### Task item
Leave out pictures; repeat exactly the lines from the "Transcribe this image's" line through the last of the data below.

### Information
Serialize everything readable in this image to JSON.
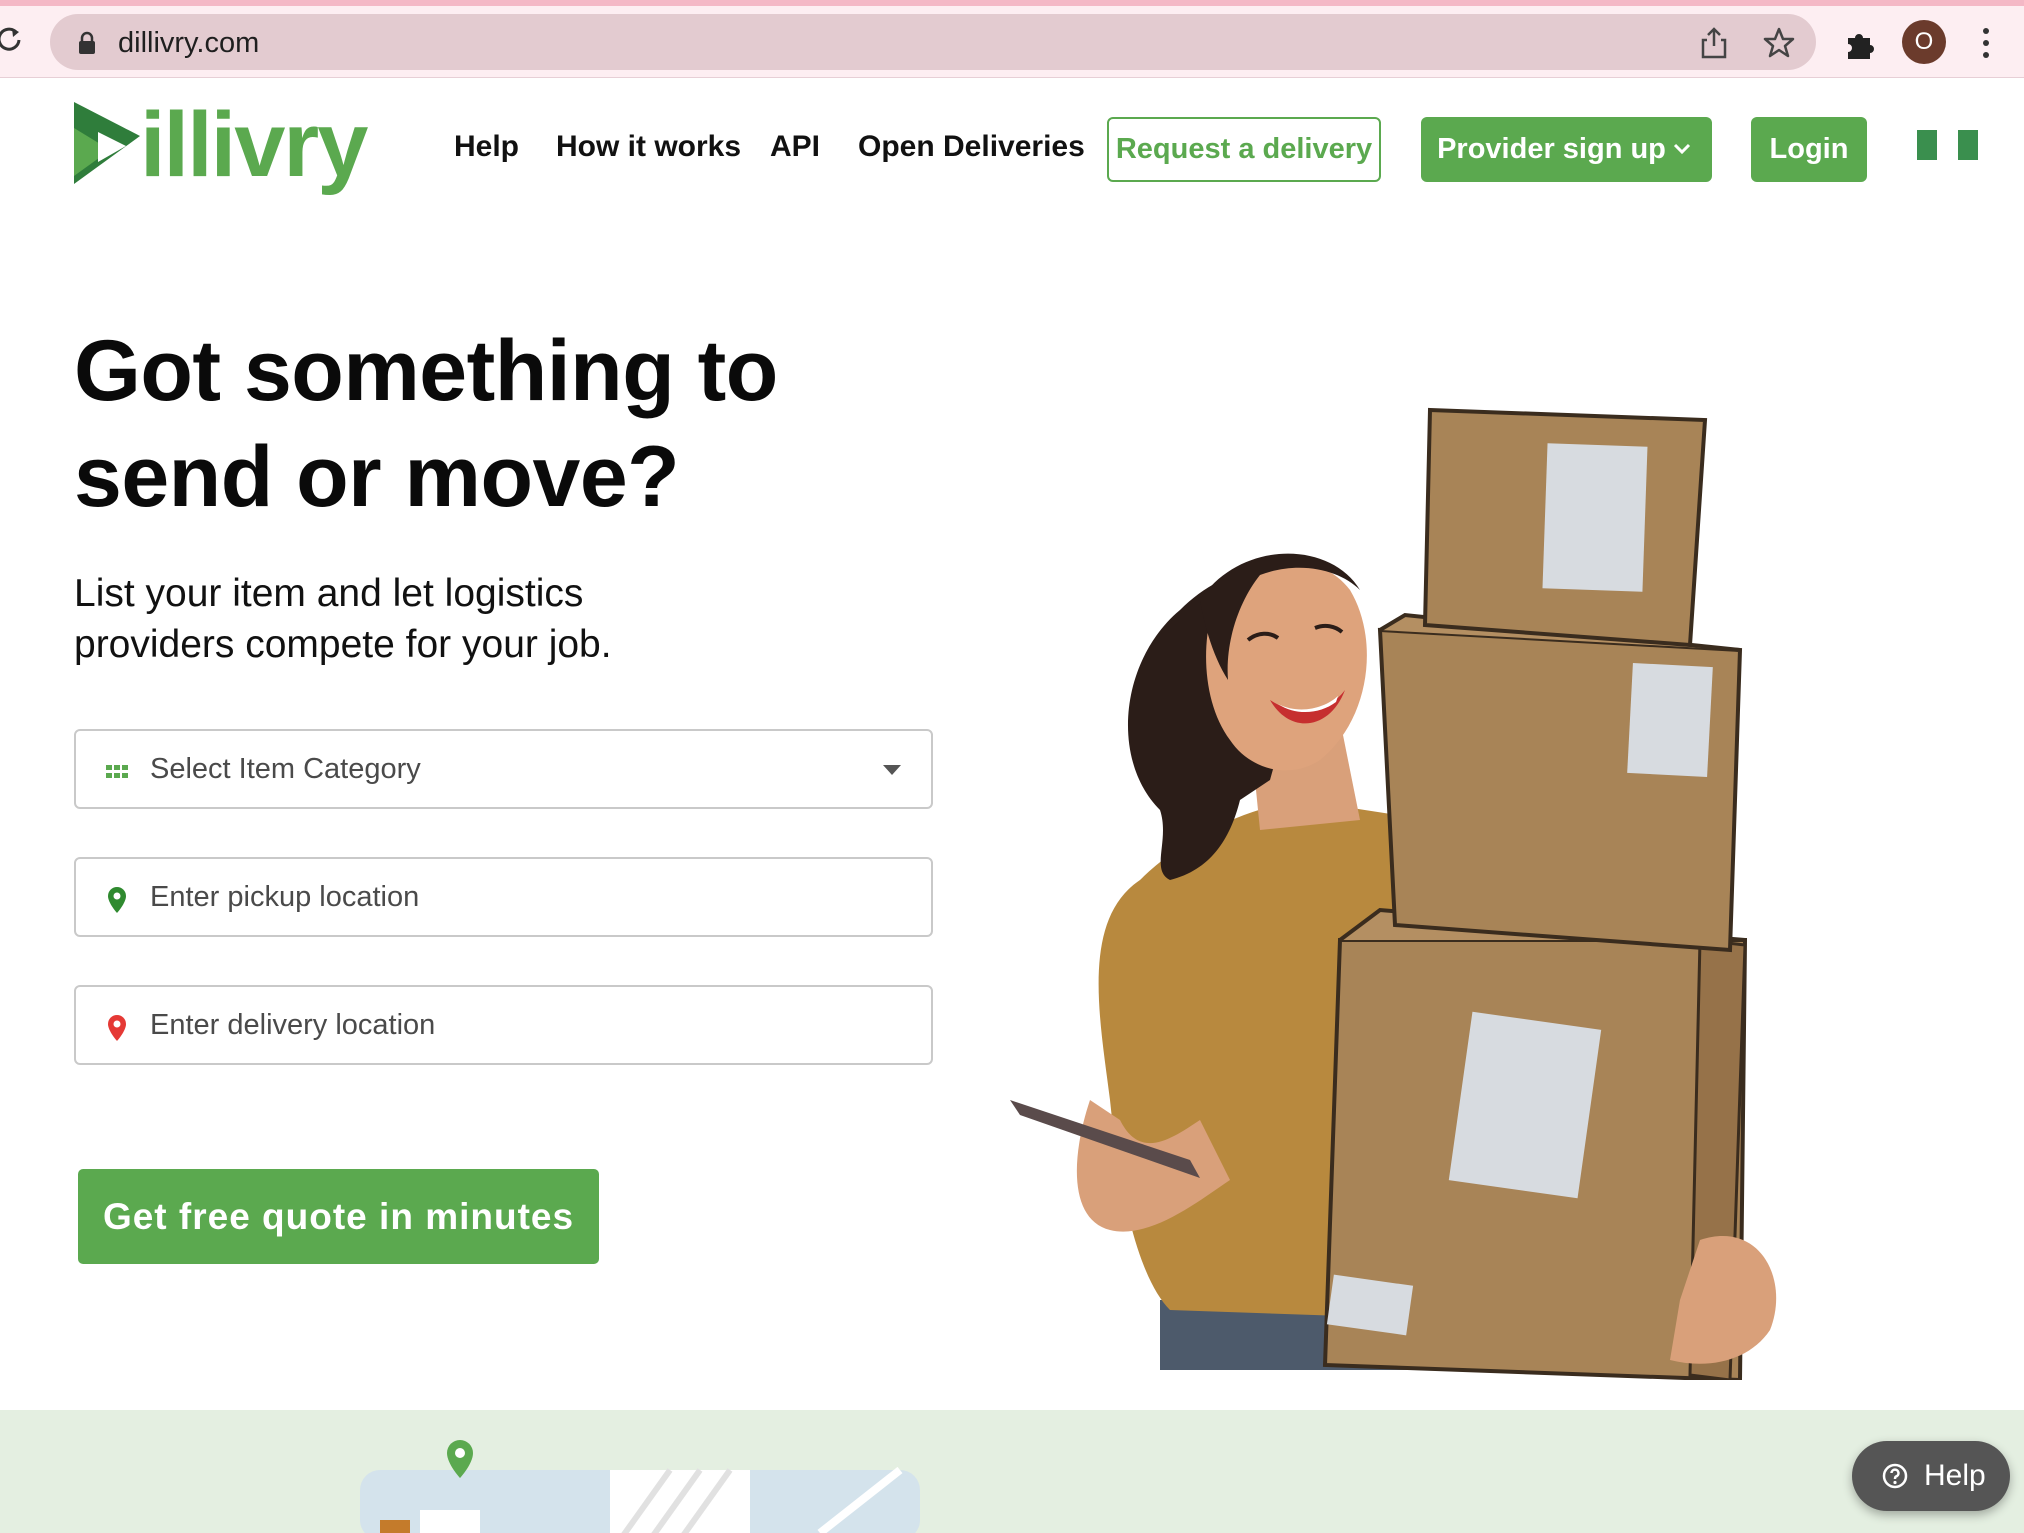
{
  "browser": {
    "url": "dillivry.com",
    "avatar_letter": "O"
  },
  "brand": {
    "logo_text": "dillivry",
    "color_green": "#5ba94f",
    "color_dark_green": "#2f7d3b"
  },
  "nav": {
    "items": [
      {
        "label": "Help"
      },
      {
        "label": "How it works"
      },
      {
        "label": "API"
      },
      {
        "label": "Open Deliveries"
      }
    ],
    "request_label": "Request a delivery",
    "provider_label": "Provider sign up",
    "login_label": "Login"
  },
  "hero": {
    "title_line1": "Got something to",
    "title_line2": "send or move?",
    "subtitle_line1": "List your item and let logistics",
    "subtitle_line2": "providers compete for your job.",
    "category_placeholder": "Select Item Category",
    "pickup_placeholder": "Enter pickup location",
    "delivery_placeholder": "Enter delivery location",
    "cta_label": "Get free quote in minutes"
  },
  "floating": {
    "help_label": "Help"
  },
  "icons": {
    "reload": "reload-icon",
    "lock": "lock-icon",
    "share": "share-icon",
    "bookmark": "star-icon",
    "extensions": "puzzle-icon",
    "menu": "kebab-menu-icon",
    "category": "grid-icon",
    "pickup": "green-pin-icon",
    "delivery": "red-pin-icon",
    "help": "question-circle-icon"
  }
}
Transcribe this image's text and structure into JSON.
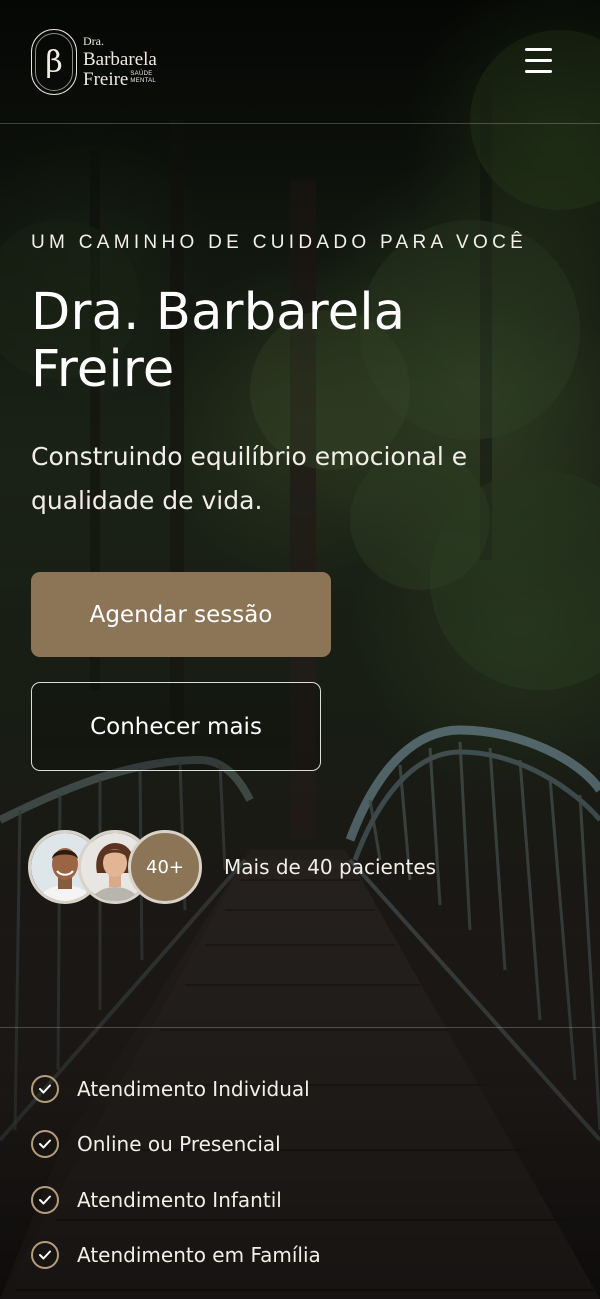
{
  "header": {
    "logo": {
      "monogram": "β",
      "line1": "Dra.",
      "line2": "Barbarela",
      "line3": "Freire",
      "tagline": "SAÚDE MENTAL"
    },
    "menu_icon": "hamburger-menu-icon"
  },
  "hero": {
    "eyebrow": "UM CAMINHO DE CUIDADO PARA VOCÊ",
    "title_line1": "Dra. Barbarela",
    "title_line2": "Freire",
    "subtitle": "Construindo equilíbrio emocional e qualidade de vida.",
    "primary_button": "Agendar sessão",
    "secondary_button": "Conhecer mais"
  },
  "social_proof": {
    "count_badge": "40+",
    "text": "Mais de 40 pacientes"
  },
  "features": [
    {
      "label": "Atendimento Individual",
      "icon": "check-circle-icon"
    },
    {
      "label": "Online ou Presencial",
      "icon": "check-circle-icon"
    },
    {
      "label": "Atendimento Infantil",
      "icon": "check-circle-icon"
    },
    {
      "label": "Atendimento em Família",
      "icon": "check-circle-icon"
    }
  ],
  "colors": {
    "accent": "#8c7557",
    "check": "#b59d7c",
    "text": "#ffffff"
  }
}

### Solved problem
Transcribe this image's text and structure into JSON.
{
  "header": {
    "logo": {
      "monogram": "β",
      "line1": "Dra.",
      "line2": "Barbarela",
      "line3": "Freire",
      "tagline": "SAÚDE MENTAL"
    },
    "menu_icon": "hamburger-menu-icon"
  },
  "hero": {
    "eyebrow": "UM CAMINHO DE CUIDADO PARA VOCÊ",
    "title_line1": "Dra. Barbarela",
    "title_line2": "Freire",
    "subtitle": "Construindo equilíbrio emocional e qualidade de vida.",
    "primary_button": "Agendar sessão",
    "secondary_button": "Conhecer mais"
  },
  "social_proof": {
    "count_badge": "40+",
    "text": "Mais de 40 pacientes"
  },
  "features": [
    {
      "label": "Atendimento Individual",
      "icon": "check-circle-icon"
    },
    {
      "label": "Online ou Presencial",
      "icon": "check-circle-icon"
    },
    {
      "label": "Atendimento Infantil",
      "icon": "check-circle-icon"
    },
    {
      "label": "Atendimento em Família",
      "icon": "check-circle-icon"
    }
  ],
  "colors": {
    "accent": "#8c7557",
    "check": "#b59d7c",
    "text": "#ffffff"
  }
}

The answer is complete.